Both my vehicles have Bluebird Plates. I prefer the bluebird because the nongame program gets 70 percent of the money from bluebird plates, but only 60 percent of the money from elk and trout plates - 10 percent of the money from elk plates supports wildlife disease monitoring and testing programs (to benefit the livestock industry) and 10 percent from cutthroat plates supports non-motorized boat access.
Incidentally, in 2014, the Idaho Legislature denied the Department of Fish and Game the ability to add new plates or even to change the name of the elk and cutthroat plates (very specific) to wildlife and fish plates, a move that would have allowed for changing images occasionally and generating more revenue. It would seem that they believe that we Idahoans don't want a well funded wildlife program. Go figure.
"WOW. What a phenomenal piece you wrote. You are amazing." Jennifer Jackson
That is embarrassing, but actually a fairly typical response to my nature essays. Since The Best of Nature is created from the very best of 16 years of these nature essays published weekly in the Idaho Falls Post Register (online readership 70,000), it is a fine read. It covers a wide variety of topics including humorous glimpses of nature, philosophy, natural history, and conservation. Readers praise the style, breadth of subject matter and my ability to communicate complex and emotional topics in a relaxed and understandable manner.
Everyone can find something to love in this book. From teenagers to octogenarians, from the coffee shop to the school room, these nature essays are widely read and enjoyed.
Some of the essays here are my personal favorites, others seemed to strike a chord with readers. Most have an important message or lesson that will resonate with you. They are written with a goal to simultaneously entertain and educate about the wonderful workings of nature. Some will make you laugh out loud and others will bring a tear to the eye and warm your heart.
"You hit a home run with your article on, Big Questions in Nature. It should be required reading for everyone who has lost touch with nature...great job!" Joe Chapman
"We enjoyed your column, Bloom Where Planted. Some of the best writing yet. The Post Register is fortunate to have your weekly columns." Lou Griffin.
To read more and to order a copy, click here or get the Kindle version
Copies are also available at:
Island Park Builders Supply (upstairs)
Barnes and Noble in Idaho Falls

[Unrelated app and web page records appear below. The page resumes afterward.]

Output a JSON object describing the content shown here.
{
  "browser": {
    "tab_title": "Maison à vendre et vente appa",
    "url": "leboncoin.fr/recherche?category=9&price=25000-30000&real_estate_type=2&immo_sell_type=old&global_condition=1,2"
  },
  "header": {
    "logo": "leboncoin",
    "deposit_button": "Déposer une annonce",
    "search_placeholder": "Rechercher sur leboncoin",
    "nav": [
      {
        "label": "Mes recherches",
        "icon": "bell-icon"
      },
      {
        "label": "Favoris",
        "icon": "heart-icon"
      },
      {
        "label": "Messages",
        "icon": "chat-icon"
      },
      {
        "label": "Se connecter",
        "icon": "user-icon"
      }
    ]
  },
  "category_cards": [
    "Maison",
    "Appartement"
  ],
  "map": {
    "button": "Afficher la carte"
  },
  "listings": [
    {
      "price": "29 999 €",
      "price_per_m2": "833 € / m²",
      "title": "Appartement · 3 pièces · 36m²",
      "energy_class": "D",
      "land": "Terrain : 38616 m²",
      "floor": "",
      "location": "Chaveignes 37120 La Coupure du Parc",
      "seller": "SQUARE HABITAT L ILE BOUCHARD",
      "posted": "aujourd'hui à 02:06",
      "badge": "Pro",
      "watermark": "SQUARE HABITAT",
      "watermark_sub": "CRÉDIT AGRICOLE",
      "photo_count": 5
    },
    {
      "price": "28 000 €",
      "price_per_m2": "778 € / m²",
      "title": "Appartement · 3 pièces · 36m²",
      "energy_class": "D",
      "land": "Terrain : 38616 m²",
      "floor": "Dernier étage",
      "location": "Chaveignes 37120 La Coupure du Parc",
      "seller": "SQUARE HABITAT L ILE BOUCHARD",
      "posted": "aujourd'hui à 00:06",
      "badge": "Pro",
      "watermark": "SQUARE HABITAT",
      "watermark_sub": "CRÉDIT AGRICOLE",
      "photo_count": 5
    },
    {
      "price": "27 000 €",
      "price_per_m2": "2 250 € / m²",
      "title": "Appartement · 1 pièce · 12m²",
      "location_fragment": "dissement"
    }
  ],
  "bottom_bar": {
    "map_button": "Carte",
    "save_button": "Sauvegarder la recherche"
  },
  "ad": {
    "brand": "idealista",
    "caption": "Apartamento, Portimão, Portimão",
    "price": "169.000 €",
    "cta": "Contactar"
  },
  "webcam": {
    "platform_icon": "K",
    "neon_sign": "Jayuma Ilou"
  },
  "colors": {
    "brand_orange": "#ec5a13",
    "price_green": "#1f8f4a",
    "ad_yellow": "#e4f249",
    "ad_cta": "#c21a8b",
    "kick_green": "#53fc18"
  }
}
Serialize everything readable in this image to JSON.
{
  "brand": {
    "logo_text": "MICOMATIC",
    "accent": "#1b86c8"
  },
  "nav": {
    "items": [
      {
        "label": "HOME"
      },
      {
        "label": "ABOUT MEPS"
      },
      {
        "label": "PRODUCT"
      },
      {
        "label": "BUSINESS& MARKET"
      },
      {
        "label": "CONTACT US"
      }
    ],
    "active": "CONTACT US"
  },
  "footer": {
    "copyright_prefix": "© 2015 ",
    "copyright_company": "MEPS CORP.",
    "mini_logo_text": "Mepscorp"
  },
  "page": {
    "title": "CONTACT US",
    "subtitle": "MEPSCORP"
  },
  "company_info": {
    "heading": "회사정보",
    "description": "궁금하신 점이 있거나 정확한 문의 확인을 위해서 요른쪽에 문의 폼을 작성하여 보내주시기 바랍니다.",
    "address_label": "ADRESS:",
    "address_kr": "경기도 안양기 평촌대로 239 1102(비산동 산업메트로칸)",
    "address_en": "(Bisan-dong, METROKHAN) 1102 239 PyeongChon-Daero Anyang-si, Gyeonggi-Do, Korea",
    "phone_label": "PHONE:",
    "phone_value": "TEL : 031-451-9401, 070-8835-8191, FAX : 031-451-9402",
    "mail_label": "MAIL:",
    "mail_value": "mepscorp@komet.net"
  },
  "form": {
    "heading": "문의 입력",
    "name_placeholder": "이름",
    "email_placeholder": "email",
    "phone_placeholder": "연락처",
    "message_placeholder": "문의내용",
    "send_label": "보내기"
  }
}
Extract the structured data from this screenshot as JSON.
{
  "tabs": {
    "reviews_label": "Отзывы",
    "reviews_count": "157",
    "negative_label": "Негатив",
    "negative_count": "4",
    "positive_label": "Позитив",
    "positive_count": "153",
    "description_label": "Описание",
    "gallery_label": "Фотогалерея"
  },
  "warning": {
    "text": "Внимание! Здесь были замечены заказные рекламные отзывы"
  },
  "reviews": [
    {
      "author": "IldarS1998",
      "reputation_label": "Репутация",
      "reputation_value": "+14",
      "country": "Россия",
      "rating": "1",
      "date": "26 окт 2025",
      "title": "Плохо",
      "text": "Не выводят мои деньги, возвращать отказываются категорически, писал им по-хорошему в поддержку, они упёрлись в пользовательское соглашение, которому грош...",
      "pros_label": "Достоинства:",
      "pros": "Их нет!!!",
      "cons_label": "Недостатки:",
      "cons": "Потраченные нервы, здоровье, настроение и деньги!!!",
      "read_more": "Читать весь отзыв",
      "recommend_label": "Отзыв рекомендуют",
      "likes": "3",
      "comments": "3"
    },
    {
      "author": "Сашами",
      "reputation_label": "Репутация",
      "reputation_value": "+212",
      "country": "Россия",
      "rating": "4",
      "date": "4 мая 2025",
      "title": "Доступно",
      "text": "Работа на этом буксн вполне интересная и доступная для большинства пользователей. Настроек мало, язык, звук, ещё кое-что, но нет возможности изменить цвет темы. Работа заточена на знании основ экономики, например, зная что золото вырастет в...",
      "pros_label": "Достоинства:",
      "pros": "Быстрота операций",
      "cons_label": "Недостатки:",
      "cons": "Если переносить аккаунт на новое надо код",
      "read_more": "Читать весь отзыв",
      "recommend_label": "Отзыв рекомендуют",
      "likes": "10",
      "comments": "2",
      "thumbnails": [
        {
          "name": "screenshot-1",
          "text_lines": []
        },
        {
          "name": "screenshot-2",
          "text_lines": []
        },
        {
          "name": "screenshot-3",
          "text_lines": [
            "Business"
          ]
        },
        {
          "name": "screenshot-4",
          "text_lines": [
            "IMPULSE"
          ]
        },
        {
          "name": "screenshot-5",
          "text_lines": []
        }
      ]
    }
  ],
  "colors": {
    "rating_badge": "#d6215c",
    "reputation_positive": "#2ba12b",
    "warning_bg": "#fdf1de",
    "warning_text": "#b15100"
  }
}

Harriman State Park, Island Park
Museum of Idaho
Valley Books, Jackson Wyoming
Avocet Corner Bookstore, Bear River National Wildlife Refuge, Brigham City, Utah
Craters of the Moon National Monument Bookstore, Arco, Idaho